Malaria Journalvolume 13, Article number: P95 (2014)
The binding domain of Duffy protein (DBP-II) is a leading vaccine candidate of Plasmodium vivax. In order to develop a successful vivax malaria vaccine based on DBP-II, the antigenic diversity and also naturally occurring functional antibodies to different PvDBP-II variant types in the various populations must be known. To define whether the polymorphisms in PvDBP-II influenced the nature of functional antibody responses, this investigation was designed to evaluate naturally acquired antibodies to five circulating variant forms of DBP-II antigens in infected individuals with P. vivax living in hypoendemic areas in Iran.
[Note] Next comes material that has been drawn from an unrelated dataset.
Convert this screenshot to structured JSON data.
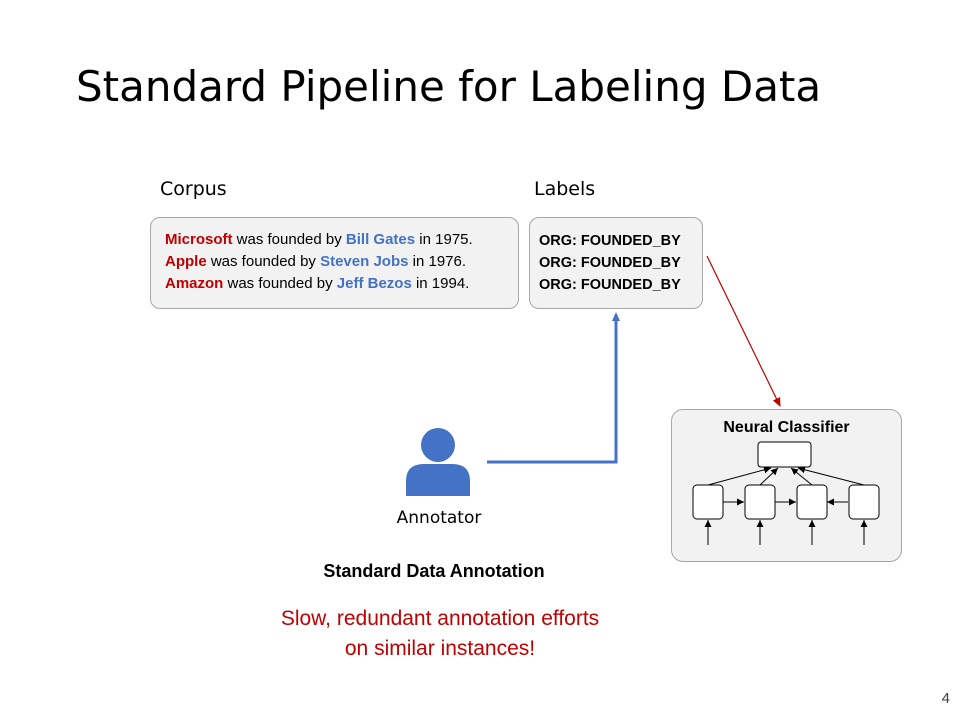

Sequence diversity of pvdbp-II gene was performed in 63 Iranian P. vivax isolates collected during 2008-2012. The sequencing analysis showed twenty two single nucleotide polymorphisms in PvDBP-II, resulting in 16 different haplotypes among the Iranian P. vivax isolates. Five of 16 genetically distinct variants were expressed in E. coli, and anti-DBP-II responses were measured in P. vivax-infected individuals (n = 202). Also, by performing immune-depletion ELISA experiments, antibody responses to the conserved sites of all five allelic forms were evaluated using the corresponding and non-corresponding patients’ sera (n = 20). ELISA results revealed that naturally acquired anti-PvDBP-II IgG were recognized all five expressed variant forms with no statistically difference (P > 0.05, Cochran’s Q test). The antibody depletion experiments also showed presence of the cross-reactive antibody responses to heterologous variants of PvDBP-II in Iranian individuals who were infected with distinct allelic forms of the PvDBP-II. Finally, all five examined variant forms of DBP-II were expressed transiently on the surface of COS-7 cells to determine whether people exposed to vivax malaria acquire antibodies that have the ability to block erythrocyte cytoadherence to PvDBP-II. The anti-DBP-II IgG block heterologous and homologous expressed DBP-II function, indicating that the protective immunity against PvDBP-II binding is not strain specific. In conclusion, the present results indicate that the single variant of PvDBP-II is adequate to be included in a PvDBP-II-based vaccine.